17. The new box goes in
the same way it came out. Don't worry about aligning the
shaft at this point.
18. Again, be sure to wrap
the shaft in something soft to avoid dinging up the interior.
19. Secure the box to the
frame rail, reusing the original mounting bolts. Note
how the steering shaft diameter increases near the box.
This additional material serves as a vibration dampner.
the new firewall seal down the shaft, followed by the
21. Replace the end seal
and slide the new colum down the shaft until it seats
against the end of the shaft. Secure the column to dash
22. Temporarily attach the
steering wheel to the shaft. We're going to center the
box and steering linkage, which may require repositioning
the steering wheel. Count the number of turns the wheel
makes from lock to lock -our's is four revolutions. Crank
the wheel all the way to one side then turn back half
the number of total turns, so in our case two turns back.
This the center point. Reposition the steering wheel,
if neccesary, so the spokes are centered.
23. With the steering wheel
set at center the pitman arm can be reattached to the
sector shaft. We cleaned up the original pitman
arm (check the splines for damage and replace if neccesary.)
24. The blind splines on
the shaft allow the pitman arm to bolt on basically one
way, so dont worry about being off by one spline...it's
not possible. Make sure the bend in the arm swings up.

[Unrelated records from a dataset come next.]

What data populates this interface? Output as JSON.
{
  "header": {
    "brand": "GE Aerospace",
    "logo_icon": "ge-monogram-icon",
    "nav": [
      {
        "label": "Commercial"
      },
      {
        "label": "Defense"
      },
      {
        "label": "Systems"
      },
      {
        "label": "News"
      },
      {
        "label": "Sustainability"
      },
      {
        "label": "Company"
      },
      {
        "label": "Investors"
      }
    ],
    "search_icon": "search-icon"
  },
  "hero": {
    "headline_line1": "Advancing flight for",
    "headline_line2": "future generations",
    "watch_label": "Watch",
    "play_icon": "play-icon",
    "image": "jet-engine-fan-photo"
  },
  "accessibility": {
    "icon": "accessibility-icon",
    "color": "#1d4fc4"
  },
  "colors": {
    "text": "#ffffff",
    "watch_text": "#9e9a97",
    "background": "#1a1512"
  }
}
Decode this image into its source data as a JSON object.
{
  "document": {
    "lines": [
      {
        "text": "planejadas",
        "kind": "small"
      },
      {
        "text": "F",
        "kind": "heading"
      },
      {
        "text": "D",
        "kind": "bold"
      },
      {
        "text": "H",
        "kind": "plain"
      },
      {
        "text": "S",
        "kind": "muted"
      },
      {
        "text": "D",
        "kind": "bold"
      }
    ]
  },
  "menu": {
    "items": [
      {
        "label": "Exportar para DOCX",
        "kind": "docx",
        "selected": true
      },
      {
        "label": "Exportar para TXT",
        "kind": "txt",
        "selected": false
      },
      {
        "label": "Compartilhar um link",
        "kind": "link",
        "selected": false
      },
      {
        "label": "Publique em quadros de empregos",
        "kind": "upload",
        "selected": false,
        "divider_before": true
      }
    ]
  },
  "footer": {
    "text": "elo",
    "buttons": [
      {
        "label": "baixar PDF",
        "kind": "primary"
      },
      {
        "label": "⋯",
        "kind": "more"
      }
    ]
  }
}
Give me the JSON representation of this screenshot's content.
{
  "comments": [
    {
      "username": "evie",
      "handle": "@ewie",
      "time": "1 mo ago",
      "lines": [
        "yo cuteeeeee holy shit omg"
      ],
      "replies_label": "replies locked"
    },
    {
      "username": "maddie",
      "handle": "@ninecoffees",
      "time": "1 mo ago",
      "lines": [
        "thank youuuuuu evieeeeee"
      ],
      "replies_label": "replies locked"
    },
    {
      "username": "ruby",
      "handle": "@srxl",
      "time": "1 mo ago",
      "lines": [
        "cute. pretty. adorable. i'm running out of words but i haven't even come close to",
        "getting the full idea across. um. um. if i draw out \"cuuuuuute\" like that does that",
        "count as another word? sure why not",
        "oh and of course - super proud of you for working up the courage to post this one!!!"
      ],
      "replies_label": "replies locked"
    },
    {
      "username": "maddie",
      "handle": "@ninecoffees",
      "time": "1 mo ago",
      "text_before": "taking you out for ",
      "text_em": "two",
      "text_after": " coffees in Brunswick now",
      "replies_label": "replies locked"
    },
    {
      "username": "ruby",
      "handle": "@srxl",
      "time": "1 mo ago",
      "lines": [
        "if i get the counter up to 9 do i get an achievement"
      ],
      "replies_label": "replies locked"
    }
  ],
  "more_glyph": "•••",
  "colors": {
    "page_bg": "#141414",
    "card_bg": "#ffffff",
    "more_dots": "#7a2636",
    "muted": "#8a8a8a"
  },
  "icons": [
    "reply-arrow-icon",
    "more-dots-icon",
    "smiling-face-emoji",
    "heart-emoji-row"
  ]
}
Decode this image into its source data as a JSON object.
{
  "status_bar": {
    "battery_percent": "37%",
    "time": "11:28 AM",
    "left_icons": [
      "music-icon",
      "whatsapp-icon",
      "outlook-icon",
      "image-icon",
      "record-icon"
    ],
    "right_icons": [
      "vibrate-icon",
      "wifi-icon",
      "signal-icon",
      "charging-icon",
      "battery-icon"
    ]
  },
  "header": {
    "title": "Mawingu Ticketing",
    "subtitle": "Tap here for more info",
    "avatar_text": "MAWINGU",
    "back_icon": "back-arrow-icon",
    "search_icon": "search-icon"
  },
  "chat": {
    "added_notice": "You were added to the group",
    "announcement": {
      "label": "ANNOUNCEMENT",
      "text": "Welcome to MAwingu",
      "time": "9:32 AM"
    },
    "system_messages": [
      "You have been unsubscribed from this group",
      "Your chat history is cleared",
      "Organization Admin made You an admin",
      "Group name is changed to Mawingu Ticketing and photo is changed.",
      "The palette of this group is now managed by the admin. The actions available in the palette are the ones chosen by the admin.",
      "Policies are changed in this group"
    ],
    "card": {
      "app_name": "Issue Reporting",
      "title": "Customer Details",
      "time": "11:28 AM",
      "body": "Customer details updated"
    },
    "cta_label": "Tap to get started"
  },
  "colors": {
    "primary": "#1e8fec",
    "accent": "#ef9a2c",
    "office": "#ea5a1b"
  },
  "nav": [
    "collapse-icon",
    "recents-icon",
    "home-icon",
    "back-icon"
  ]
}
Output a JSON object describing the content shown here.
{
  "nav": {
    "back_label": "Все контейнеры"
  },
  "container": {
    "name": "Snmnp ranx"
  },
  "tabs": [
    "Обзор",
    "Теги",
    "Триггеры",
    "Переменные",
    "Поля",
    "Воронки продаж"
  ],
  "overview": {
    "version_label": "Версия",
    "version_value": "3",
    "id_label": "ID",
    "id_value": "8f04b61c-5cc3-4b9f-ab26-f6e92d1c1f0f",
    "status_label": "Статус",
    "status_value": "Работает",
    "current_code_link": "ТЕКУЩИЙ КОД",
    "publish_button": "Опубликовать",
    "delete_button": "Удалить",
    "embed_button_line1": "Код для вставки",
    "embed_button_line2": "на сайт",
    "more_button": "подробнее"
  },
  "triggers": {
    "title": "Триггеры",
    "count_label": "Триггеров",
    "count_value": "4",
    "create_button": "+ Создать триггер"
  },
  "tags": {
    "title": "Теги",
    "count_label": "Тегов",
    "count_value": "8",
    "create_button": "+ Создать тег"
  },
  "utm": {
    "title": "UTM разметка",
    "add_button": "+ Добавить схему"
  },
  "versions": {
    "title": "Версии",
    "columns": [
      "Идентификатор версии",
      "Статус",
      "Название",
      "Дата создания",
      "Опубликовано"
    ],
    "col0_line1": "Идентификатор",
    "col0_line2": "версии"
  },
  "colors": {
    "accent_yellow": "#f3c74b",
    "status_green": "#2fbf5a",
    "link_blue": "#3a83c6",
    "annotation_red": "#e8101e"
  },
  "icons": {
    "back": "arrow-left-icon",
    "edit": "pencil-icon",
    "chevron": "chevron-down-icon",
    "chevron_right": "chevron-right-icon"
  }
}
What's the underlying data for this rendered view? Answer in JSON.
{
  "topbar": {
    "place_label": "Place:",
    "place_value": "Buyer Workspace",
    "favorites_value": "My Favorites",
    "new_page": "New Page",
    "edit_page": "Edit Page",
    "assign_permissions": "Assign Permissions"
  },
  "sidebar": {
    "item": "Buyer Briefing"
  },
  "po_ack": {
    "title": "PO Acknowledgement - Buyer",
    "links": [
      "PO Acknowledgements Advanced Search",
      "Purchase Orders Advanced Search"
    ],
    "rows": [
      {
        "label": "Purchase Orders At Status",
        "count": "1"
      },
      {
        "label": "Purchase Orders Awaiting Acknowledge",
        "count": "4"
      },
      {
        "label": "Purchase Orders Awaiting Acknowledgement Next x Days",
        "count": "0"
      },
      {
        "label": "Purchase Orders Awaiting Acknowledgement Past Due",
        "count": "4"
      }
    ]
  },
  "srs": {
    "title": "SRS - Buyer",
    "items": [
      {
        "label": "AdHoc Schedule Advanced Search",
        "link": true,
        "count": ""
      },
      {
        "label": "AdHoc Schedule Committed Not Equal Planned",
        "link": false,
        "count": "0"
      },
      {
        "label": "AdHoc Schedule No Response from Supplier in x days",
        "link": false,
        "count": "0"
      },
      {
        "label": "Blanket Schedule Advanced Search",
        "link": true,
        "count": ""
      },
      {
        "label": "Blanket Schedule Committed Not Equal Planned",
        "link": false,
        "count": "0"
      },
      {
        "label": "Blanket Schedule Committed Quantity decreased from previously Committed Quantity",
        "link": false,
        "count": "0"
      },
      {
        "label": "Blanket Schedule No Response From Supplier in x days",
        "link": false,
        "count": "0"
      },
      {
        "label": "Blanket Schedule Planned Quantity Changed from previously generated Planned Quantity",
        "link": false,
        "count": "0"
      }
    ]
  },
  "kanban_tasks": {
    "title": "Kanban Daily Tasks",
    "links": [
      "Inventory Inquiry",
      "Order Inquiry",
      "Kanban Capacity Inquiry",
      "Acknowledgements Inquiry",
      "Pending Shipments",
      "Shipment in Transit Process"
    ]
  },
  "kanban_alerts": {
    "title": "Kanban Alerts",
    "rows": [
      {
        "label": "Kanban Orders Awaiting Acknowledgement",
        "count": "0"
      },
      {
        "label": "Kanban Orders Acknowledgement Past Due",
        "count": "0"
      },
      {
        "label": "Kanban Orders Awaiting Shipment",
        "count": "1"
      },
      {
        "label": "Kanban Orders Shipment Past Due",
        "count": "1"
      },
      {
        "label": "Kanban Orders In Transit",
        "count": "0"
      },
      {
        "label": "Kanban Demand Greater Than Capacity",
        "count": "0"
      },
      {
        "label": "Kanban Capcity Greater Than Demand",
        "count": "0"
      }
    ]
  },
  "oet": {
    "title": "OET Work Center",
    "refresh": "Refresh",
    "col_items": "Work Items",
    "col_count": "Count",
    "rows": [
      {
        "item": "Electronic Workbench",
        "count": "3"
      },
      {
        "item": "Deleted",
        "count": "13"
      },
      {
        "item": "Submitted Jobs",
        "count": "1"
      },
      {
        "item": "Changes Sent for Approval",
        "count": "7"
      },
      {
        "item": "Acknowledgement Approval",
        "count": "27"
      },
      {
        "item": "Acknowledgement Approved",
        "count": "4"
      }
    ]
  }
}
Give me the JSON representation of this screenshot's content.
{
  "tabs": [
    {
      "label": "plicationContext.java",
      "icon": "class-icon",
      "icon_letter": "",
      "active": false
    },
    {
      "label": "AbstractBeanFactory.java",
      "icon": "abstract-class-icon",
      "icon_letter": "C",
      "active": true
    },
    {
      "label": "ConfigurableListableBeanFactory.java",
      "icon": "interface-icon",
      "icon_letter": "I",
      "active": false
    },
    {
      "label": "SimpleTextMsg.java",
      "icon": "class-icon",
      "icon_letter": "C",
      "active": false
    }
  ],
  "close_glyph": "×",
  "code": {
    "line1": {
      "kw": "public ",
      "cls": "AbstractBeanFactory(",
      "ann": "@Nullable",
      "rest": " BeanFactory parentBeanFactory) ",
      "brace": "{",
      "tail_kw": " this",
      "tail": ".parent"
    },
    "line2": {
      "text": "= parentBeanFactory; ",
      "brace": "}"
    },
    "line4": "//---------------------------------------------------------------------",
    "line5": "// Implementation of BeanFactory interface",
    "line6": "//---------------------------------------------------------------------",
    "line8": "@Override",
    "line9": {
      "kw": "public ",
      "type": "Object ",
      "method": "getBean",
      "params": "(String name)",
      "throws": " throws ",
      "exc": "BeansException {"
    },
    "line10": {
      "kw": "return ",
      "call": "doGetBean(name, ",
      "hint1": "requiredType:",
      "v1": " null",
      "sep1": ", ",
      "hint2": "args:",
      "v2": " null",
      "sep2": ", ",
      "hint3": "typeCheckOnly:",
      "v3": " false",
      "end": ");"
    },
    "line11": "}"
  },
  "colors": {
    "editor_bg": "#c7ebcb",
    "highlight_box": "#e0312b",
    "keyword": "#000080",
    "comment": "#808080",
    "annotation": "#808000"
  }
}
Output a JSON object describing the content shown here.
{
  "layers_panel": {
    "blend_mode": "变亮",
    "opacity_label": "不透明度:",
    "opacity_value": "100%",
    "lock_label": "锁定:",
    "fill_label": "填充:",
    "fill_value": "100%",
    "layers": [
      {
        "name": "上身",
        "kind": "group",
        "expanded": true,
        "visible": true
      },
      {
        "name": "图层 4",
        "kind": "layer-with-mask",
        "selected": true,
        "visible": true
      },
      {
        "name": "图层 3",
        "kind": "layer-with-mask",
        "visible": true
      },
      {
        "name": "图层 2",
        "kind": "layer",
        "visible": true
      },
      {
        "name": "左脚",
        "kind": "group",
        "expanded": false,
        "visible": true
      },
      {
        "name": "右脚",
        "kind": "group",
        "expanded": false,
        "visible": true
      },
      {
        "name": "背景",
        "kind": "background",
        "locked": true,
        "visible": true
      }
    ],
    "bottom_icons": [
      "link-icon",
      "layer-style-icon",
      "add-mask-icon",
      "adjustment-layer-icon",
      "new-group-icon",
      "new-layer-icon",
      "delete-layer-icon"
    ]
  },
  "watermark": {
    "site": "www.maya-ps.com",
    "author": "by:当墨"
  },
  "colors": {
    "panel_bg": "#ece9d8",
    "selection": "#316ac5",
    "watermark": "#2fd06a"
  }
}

25. With the wheels pointed
forward the ball stud on the steering linkage should
be fairly close to lining up with the pitman arm. If
not you can probably find some adjustment in the centerlink.
We're using an adapter (Mustang Plus) which enables
the conversion of a power steering centerlink to function
as a manual centerlink.
RIVER INDUSTRIES, INC.
800 Poertner Dr.
Berea, Ohio. 44017